**Dataset entries:**

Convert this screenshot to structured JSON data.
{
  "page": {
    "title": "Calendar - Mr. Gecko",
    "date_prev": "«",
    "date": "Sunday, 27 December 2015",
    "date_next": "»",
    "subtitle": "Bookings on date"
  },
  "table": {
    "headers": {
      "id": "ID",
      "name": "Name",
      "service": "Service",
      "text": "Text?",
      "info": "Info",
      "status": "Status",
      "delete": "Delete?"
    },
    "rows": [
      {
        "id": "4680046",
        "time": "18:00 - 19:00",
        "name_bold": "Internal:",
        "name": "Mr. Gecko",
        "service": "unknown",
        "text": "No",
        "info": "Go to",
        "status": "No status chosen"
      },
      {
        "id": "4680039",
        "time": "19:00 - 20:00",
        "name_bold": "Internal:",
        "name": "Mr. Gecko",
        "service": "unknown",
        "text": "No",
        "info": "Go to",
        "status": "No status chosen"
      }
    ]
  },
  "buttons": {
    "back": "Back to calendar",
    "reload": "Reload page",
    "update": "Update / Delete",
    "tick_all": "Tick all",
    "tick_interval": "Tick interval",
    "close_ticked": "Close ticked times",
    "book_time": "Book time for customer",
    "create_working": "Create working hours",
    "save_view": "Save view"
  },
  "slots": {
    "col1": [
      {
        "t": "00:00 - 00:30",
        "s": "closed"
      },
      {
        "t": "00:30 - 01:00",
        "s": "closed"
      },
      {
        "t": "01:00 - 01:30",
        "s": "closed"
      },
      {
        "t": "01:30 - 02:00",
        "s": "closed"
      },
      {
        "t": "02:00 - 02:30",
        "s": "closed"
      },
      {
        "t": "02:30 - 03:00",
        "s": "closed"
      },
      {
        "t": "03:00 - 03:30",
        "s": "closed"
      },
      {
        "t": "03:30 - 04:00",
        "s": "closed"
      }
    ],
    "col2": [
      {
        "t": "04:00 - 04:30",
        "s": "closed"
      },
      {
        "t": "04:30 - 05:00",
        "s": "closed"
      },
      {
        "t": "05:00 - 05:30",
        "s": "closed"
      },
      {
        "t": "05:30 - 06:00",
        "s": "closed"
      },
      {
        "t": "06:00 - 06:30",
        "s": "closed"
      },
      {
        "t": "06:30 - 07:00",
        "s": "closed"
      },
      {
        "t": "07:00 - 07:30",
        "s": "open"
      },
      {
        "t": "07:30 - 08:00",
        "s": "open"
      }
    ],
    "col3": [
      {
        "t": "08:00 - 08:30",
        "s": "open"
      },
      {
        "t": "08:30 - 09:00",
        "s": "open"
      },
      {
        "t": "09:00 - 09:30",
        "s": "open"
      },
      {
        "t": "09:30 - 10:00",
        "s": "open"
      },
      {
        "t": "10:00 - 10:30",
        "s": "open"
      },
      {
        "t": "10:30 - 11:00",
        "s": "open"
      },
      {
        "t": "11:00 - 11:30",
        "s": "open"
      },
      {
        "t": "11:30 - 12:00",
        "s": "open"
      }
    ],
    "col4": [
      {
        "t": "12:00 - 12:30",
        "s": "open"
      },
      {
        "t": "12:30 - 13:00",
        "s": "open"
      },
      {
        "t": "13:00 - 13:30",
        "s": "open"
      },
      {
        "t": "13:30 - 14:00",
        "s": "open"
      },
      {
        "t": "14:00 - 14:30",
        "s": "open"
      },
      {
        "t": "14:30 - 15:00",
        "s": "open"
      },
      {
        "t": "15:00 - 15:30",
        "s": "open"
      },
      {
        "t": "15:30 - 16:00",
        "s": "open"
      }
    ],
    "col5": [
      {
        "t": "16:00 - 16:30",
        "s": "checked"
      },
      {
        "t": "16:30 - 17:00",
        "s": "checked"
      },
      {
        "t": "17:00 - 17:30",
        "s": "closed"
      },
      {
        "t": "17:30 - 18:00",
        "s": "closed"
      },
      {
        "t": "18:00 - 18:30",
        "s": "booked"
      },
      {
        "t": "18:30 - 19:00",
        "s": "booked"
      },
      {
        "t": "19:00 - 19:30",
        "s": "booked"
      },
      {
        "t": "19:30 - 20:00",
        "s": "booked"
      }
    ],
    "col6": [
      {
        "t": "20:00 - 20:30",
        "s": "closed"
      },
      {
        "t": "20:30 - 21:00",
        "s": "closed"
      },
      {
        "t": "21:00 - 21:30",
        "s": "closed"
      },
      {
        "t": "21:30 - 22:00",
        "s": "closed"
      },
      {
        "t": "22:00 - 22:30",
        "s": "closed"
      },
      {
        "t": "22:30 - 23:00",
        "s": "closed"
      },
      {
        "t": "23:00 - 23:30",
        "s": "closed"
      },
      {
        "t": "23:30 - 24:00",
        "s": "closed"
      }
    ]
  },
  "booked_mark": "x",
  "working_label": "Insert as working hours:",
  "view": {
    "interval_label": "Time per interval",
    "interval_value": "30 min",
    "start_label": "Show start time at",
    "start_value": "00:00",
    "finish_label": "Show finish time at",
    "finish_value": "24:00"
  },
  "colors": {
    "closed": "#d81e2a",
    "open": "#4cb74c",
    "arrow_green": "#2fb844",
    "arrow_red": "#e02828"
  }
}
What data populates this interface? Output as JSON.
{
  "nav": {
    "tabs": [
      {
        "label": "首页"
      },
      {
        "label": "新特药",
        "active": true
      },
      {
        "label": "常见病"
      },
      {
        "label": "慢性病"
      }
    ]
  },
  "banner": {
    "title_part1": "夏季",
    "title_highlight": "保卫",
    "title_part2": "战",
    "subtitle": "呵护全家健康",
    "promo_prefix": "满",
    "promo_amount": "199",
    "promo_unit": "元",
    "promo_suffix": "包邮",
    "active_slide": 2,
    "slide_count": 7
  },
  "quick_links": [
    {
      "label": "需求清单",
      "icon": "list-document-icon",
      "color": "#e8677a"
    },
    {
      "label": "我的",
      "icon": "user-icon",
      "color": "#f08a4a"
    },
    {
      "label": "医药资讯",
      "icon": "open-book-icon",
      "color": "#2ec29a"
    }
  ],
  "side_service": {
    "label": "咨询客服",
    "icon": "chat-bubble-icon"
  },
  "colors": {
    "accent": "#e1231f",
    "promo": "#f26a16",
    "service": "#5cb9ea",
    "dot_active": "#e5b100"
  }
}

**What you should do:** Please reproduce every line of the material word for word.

**Reply to the task:**
Convert this screenshot to structured JSON data.
{
  "page": {
    "title": "Calendar - Mr. Gecko",
    "date_prev": "«",
    "date": "Sunday, 27 December 2015",
    "date_next": "»",
    "subtitle": "Bookings on date"
  },
  "table": {
    "headers": {
      "id": "ID",
      "name": "Name",
      "service": "Service",
      "text": "Text?",
      "info": "Info",
      "status": "Status",
      "delete": "Delete?"
    },
    "rows": [
      {
        "id": "4680046",
        "time": "18:00 - 19:00",
        "name_bold": "Internal:",
        "name": "Mr. Gecko",
        "service": "unknown",
        "text": "No",
        "info": "Go to",
        "status": "No status chosen"
      },
      {
        "id": "4680039",
        "time": "19:00 - 20:00",
        "name_bold": "Internal:",
        "name": "Mr. Gecko",
        "service": "unknown",
        "text": "No",
        "info": "Go to",
        "status": "No status chosen"
      }
    ]
  },
  "buttons": {
    "back": "Back to calendar",
    "reload": "Reload page",
    "update": "Update / Delete",
    "tick_all": "Tick all",
    "tick_interval": "Tick interval",
    "close_ticked": "Close ticked times",
    "book_time": "Book time for customer",
    "create_working": "Create working hours",
    "save_view": "Save view"
  },
  "slots": {
    "col1": [
      {
        "t": "00:00 - 00:30",
        "s": "closed"
      },
      {
        "t": "00:30 - 01:00",
        "s": "closed"
      },
      {
        "t": "01:00 - 01:30",
        "s": "closed"
      },
      {
        "t": "01:30 - 02:00",
        "s": "closed"
      },
      {
        "t": "02:00 - 02:30",
        "s": "closed"
      },
      {
        "t": "02:30 - 03:00",
        "s": "closed"
      },
      {
        "t": "03:00 - 03:30",
        "s": "closed"
      },
      {
        "t": "03:30 - 04:00",
        "s": "closed"
      }
    ],
    "col2": [
      {
        "t": "04:00 - 04:30",
        "s": "closed"
      },
      {
        "t": "04:30 - 05:00",
        "s": "closed"
      },
      {
        "t": "05:00 - 05:30",
        "s": "closed"
      },
      {
        "t": "05:30 - 06:00",
        "s": "closed"
      },
      {
        "t": "06:00 - 06:30",
        "s": "closed"
      },
      {
        "t": "06:30 - 07:00",
        "s": "closed"
      },
      {
        "t": "07:00 - 07:30",
        "s": "open"
      },
      {
        "t": "07:30 - 08:00",
        "s": "open"
      }
    ],
    "col3": [
      {
        "t": "08:00 - 08:30",
        "s": "open"
      },
      {
        "t": "08:30 - 09:00",
        "s": "open"
      },
      {
        "t": "09:00 - 09:30",
        "s": "open"
      },
      {
        "t": "09:30 - 10:00",
        "s": "open"
      },
      {
        "t": "10:00 - 10:30",
        "s": "open"
      },
      {
        "t": "10:30 - 11:00",
        "s": "open"
      },
      {
        "t": "11:00 - 11:30",
        "s": "open"
      },
      {
        "t": "11:30 - 12:00",
        "s": "open"
      }
    ],
    "col4": [
      {
        "t": "12:00 - 12:30",
        "s": "open"
      },
      {
        "t": "12:30 - 13:00",
        "s": "open"
      },
      {
        "t": "13:00 - 13:30",
        "s": "open"
      },
      {
        "t": "13:30 - 14:00",
        "s": "open"
      },
      {
        "t": "14:00 - 14:30",
        "s": "open"
      },
      {
        "t": "14:30 - 15:00",
        "s": "open"
      },
      {
        "t": "15:00 - 15:30",
        "s": "open"
      },
      {
        "t": "15:30 - 16:00",
        "s": "open"
      }
    ],
    "col5": [
      {
        "t": "16:00 - 16:30",
        "s": "checked"
      },
      {
        "t": "16:30 - 17:00",
        "s": "checked"
      },
      {
        "t": "17:00 - 17:30",
        "s": "closed"
      },
      {
        "t": "17:30 - 18:00",
        "s": "closed"
      },
      {
        "t": "18:00 - 18:30",
        "s": "booked"
      },
      {
        "t": "18:30 - 19:00",
        "s": "booked"
      },
      {
        "t": "19:00 - 19:30",
        "s": "booked"
      },
      {
        "t": "19:30 - 20:00",
        "s": "booked"
      }
    ],
    "col6": [
      {
        "t": "20:00 - 20:30",
        "s": "closed"
      },
      {
        "t": "20:30 - 21:00",
        "s": "closed"
      },
      {
        "t": "21:00 - 21:30",
        "s": "closed"
      },
      {
        "t": "21:30 - 22:00",
        "s": "closed"
      },
      {
        "t": "22:00 - 22:30",
        "s": "closed"
      },
      {
        "t": "22:30 - 23:00",
        "s": "closed"
      },
      {
        "t": "23:00 - 23:30",
        "s": "closed"
      },
      {
        "t": "23:30 - 24:00",
        "s": "closed"
      }
    ]
  },
  "booked_mark": "x",
  "working_label": "Insert as working hours:",
  "view": {
    "interval_label": "Time per interval",
    "interval_value": "30 min",
    "start_label": "Show start time at",
    "start_value": "00:00",
    "finish_label": "Show finish time at",
    "finish_value": "24:00"
  },
  "colors": {
    "closed": "#d81e2a",
    "open": "#4cb74c",
    "arrow_green": "#2fb844",
    "arrow_red": "#e02828"
  }
}
What data populates this interface? Output as JSON.
{
  "nav": {
    "tabs": [
      {
        "label": "首页"
      },
      {
        "label": "新特药",
        "active": true
      },
      {
        "label": "常见病"
      },
      {
        "label": "慢性病"
      }
    ]
  },
  "banner": {
    "title_part1": "夏季",
    "title_highlight": "保卫",
    "title_part2": "战",
    "subtitle": "呵护全家健康",
    "promo_prefix": "满",
    "promo_amount": "199",
    "promo_unit": "元",
    "promo_suffix": "包邮",
    "active_slide": 2,
    "slide_count": 7
  },
  "quick_links": [
    {
      "label": "需求清单",
      "icon": "list-document-icon",
      "color": "#e8677a"
    },
    {
      "label": "我的",
      "icon": "user-icon",
      "color": "#f08a4a"
    },
    {
      "label": "医药资讯",
      "icon": "open-book-icon",
      "color": "#2ec29a"
    }
  ],
  "side_service": {
    "label": "咨询客服",
    "icon": "chat-bubble-icon"
  },
  "colors": {
    "accent": "#e1231f",
    "promo": "#f26a16",
    "service": "#5cb9ea",
    "dot_active": "#e5b100"
  }
}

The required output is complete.